Credit Ellen Webber for NPR
Celeste Corcoran (right) and her daughter Sydney Corcoran are transported to Spaulding Rehabilitation Hospital from Boston Medical Center on April 28. Sydney, who nearly bled to death after being struck by shrapnel in her thigh, is expected to recover most if not all function. Celeste required amputations of both legs. Doctors say the next phase of her recovery will be a holding pattern.
What do a forlorn Italian father, a costume-drama cad and a pair of Hollywood slapstick heroes have in common? They're all high on a list of must-see movies that David Chase, creator of The Sopranos and director of the 2012 film Not Fade Away, brought us for the occasional Morning Edition series "Watch This."
What unifies them?
Saps At Sea
"When I was a kid, I used to watch Laurel and Hardy with my cousins all the time," Chase says. "I still think they're extremely funny and so surreal."
This is a story about a duck. More precisely, it's a story about what your brain just did when you read the word "duck."
Chances are, your brain created an image of a web-footed waterfowl. It also may have recalled the sound of quacking or the feel of feathers. And new research suggests that these mental simulations are essential to understanding language.
The young women training to be mechanics at Nigeria's Lady Mechanic Initiative wear navy overalls and work boots and their hair is tucked under customized red caps as they repair vehicles in a garage.
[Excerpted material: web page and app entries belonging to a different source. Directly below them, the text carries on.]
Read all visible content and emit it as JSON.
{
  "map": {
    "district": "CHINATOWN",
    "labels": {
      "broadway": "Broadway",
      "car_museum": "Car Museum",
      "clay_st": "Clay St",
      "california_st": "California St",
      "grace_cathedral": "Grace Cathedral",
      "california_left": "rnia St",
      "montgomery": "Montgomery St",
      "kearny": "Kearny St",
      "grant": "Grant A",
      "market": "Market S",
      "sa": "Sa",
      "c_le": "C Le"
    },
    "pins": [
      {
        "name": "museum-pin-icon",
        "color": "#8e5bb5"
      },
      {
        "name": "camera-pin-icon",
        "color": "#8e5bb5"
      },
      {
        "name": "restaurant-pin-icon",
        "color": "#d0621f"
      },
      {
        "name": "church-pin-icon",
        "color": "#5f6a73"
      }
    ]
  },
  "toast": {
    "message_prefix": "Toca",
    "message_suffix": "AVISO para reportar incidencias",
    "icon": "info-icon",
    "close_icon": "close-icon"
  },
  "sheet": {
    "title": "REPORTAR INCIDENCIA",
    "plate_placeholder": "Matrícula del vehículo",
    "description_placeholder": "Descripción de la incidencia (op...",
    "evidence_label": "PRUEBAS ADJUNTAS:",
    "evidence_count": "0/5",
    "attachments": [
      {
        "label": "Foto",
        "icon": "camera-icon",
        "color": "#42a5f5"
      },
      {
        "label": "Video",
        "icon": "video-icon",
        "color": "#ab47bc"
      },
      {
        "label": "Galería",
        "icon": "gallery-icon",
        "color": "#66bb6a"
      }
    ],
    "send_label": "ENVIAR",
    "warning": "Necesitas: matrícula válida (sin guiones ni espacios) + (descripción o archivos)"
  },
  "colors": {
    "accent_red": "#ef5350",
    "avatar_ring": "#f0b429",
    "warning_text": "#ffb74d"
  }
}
Customers come and go, dropping off and collecting their cars. Trainee Enogie Osagie says she faced great resistance at home when she started.